Sometimes we give something up because God asks us to, but at the time we don’t even know just how costly our choice of obedience will turn out to have been. With great anguish we sacrifice something for him, only to find out later that the sacrifice we made was even bigger than we realised – that the consequences are more numerous and more painful than we saw coming.
God doesn’t always act with our informed consent. He doesn’t always give us all the information before asking us to do something.
Perhaps this is for our good.
How could a Christian justify any notion that, when our monetary income increases, our level of comfort should increase, rather than someone else’s?
Don’t preach against abortion if you’re not willing to help take care of abandoned children – and single mothers.
Don’t preach against corporate greed if you’re not willing to give your possessions to the poor.
Don’t preach against homosexuality if you’re not willing to invest part of your life into befriending and encouraging gay individuals.

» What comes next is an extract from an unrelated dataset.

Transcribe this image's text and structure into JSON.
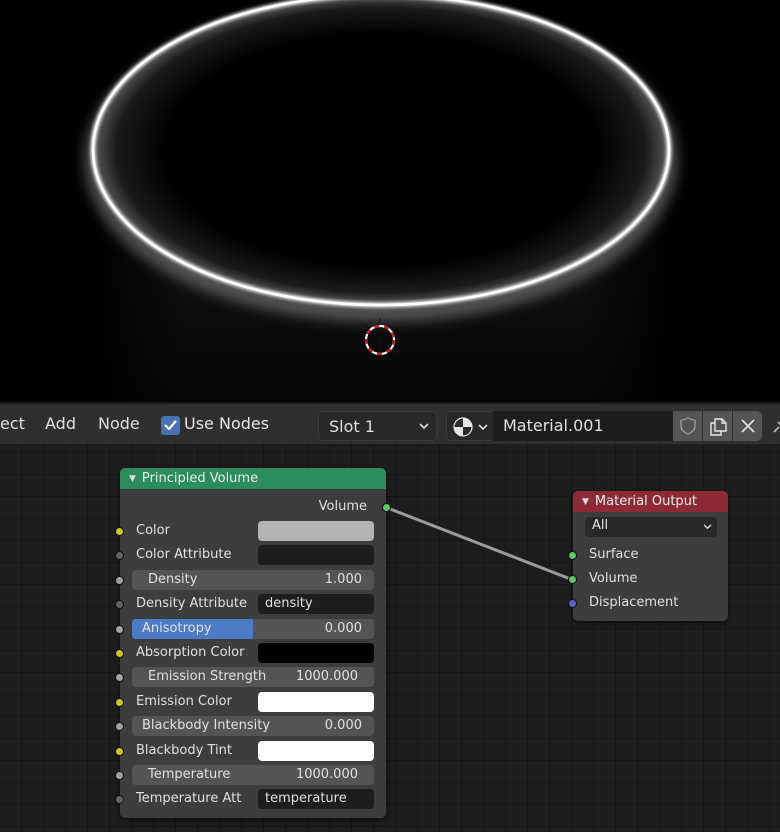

On that note, don’t preach against homosexuality if you won’t also preach against all bullying inflicted on homosexuals.
And don’t preach about Hell if you’re not willing to put your life on the line to stop people going there.
“I do not believe one can settle how much we ought to give. I am afraid the only safe rule is to give more than we can spare. In other words, if our expenditure on comforts, luxuries, amusements, etc., is up to the standard common among those with the same income as our own, we are probably giving away too little. If our charities do not at all pinch or hamper us, I should say they are too small. There ought to be things we should like to do and cannot do because our charities expenditure excludes them.”
C.S. Lewis, Mere Christianity, Book Three, Ch.3
Lord, make me an instrument of your peace,
Where there is hatred, let me sow love;
Where there is injury, pardon;
Where there is doubt, faith;
Where there is despair, hope;
Where there is darkness, light;
Where there is sadness, joy.
O Divine Master,
grant that I may not so much seek to be consoled, as to console;
to be understood, as to understand;
to be loved, as to love.
For it is in giving that we receive.
It is in pardoning that we are pardoned,
and it is in dying that we awake
to Eternal Life.
“Let us remember that when we talk of the rending of the veil we are speaking in a figure, and the thought of it is poetical, almost pleasant, but in actuality there is nothing pleasant about it. In human experience that veil is made of living spiritual tissue; it is composed of the sentient, quivering stuff of which our whole being consists, and to touch it is to touch us where we feel pain. To tear it away is to injure us, to hurt us and make us bleed. To say otherwise is to make the cross no cross and death no death at all. It is never fun to die. To rip through the dear and tender stuff of which life is made can never be anything but deeply painful. Yet that is what the cross did to Jesus and it is what the cross would do to every man to set him free.”
– Tozer, The Pursuit of God, Ch.3
The Christian life doesn’t just contain sacrifices; it is a sacrifice.
Philippians 1:21, Romans 12:1
Are you living the kind of life that could only be worth living if Christ really died for you? Is the sacrifice you’re making for Christ so great that, if he is not real, and if his eternal joy doesn’t await you after death, you would flee from that lifestyle in an instant?